RECORDS FOR THIS EXERCISE: Begin

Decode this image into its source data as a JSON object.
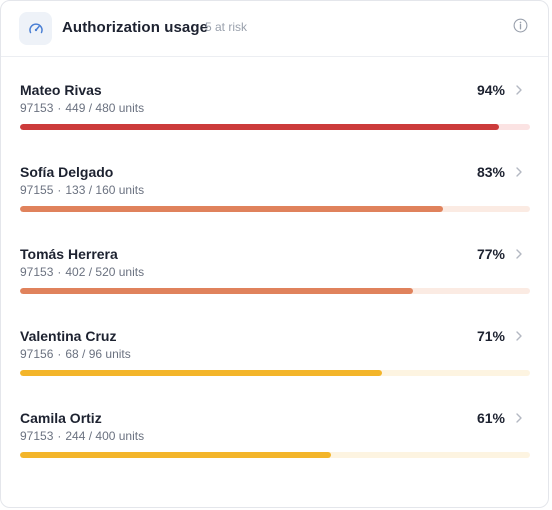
{
  "header": {
    "title": "Authorization usage",
    "subtitle": "5 at risk",
    "icon": "speedometer-icon",
    "info_icon": "info-icon"
  },
  "rows": [
    {
      "name": "Mateo Rivas",
      "code": "97153",
      "separator": "·",
      "units": "449 / 480 units",
      "percent_label": "94%",
      "percent": 94,
      "color": "#cc3b3b",
      "track_color": "#fbe3e3"
    },
    {
      "name": "Sofía Delgado",
      "code": "97155",
      "separator": "·",
      "units": "133 / 160 units",
      "percent_label": "83%",
      "percent": 83,
      "color": "#e0825c",
      "track_color": "#fbebe3"
    },
    {
      "name": "Tomás Herrera",
      "code": "97153",
      "separator": "·",
      "units": "402 / 520 units",
      "percent_label": "77%",
      "percent": 77,
      "color": "#e0825c",
      "track_color": "#fbebe3"
    },
    {
      "name": "Valentina Cruz",
      "code": "97156",
      "separator": "·",
      "units": "68 / 96 units",
      "percent_label": "71%",
      "percent": 71,
      "color": "#f3b52a",
      "track_color": "#fdf4e1"
    },
    {
      "name": "Camila Ortiz",
      "code": "97153",
      "separator": "·",
      "units": "244 / 400 units",
      "percent_label": "61%",
      "percent": 61,
      "color": "#f3b52a",
      "track_color": "#fdf4e1"
    }
  ]
}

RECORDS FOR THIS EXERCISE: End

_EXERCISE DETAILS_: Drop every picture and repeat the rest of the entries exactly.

_THE ANSWER_:
Decode this image into its source data as a JSON object.
{
  "header": {
    "title": "Authorization usage",
    "subtitle": "5 at risk",
    "icon": "speedometer-icon",
    "info_icon": "info-icon"
  },
  "rows": [
    {
      "name": "Mateo Rivas",
      "code": "97153",
      "separator": "·",
      "units": "449 / 480 units",
      "percent_label": "94%",
      "percent": 94,
      "color": "#cc3b3b",
      "track_color": "#fbe3e3"
    },
    {
      "name": "Sofía Delgado",
      "code": "97155",
      "separator": "·",
      "units": "133 / 160 units",
      "percent_label": "83%",
      "percent": 83,
      "color": "#e0825c",
      "track_color": "#fbebe3"
    },
    {
      "name": "Tomás Herrera",
      "code": "97153",
      "separator": "·",
      "units": "402 / 520 units",
      "percent_label": "77%",
      "percent": 77,
      "color": "#e0825c",
      "track_color": "#fbebe3"
    },
    {
      "name": "Valentina Cruz",
      "code": "97156",
      "separator": "·",
      "units": "68 / 96 units",
      "percent_label": "71%",
      "percent": 71,
      "color": "#f3b52a",
      "track_color": "#fdf4e1"
    },
    {
      "name": "Camila Ortiz",
      "code": "97153",
      "separator": "·",
      "units": "244 / 400 units",
      "percent_label": "61%",
      "percent": 61,
      "color": "#f3b52a",
      "track_color": "#fdf4e1"
    }
  ]
}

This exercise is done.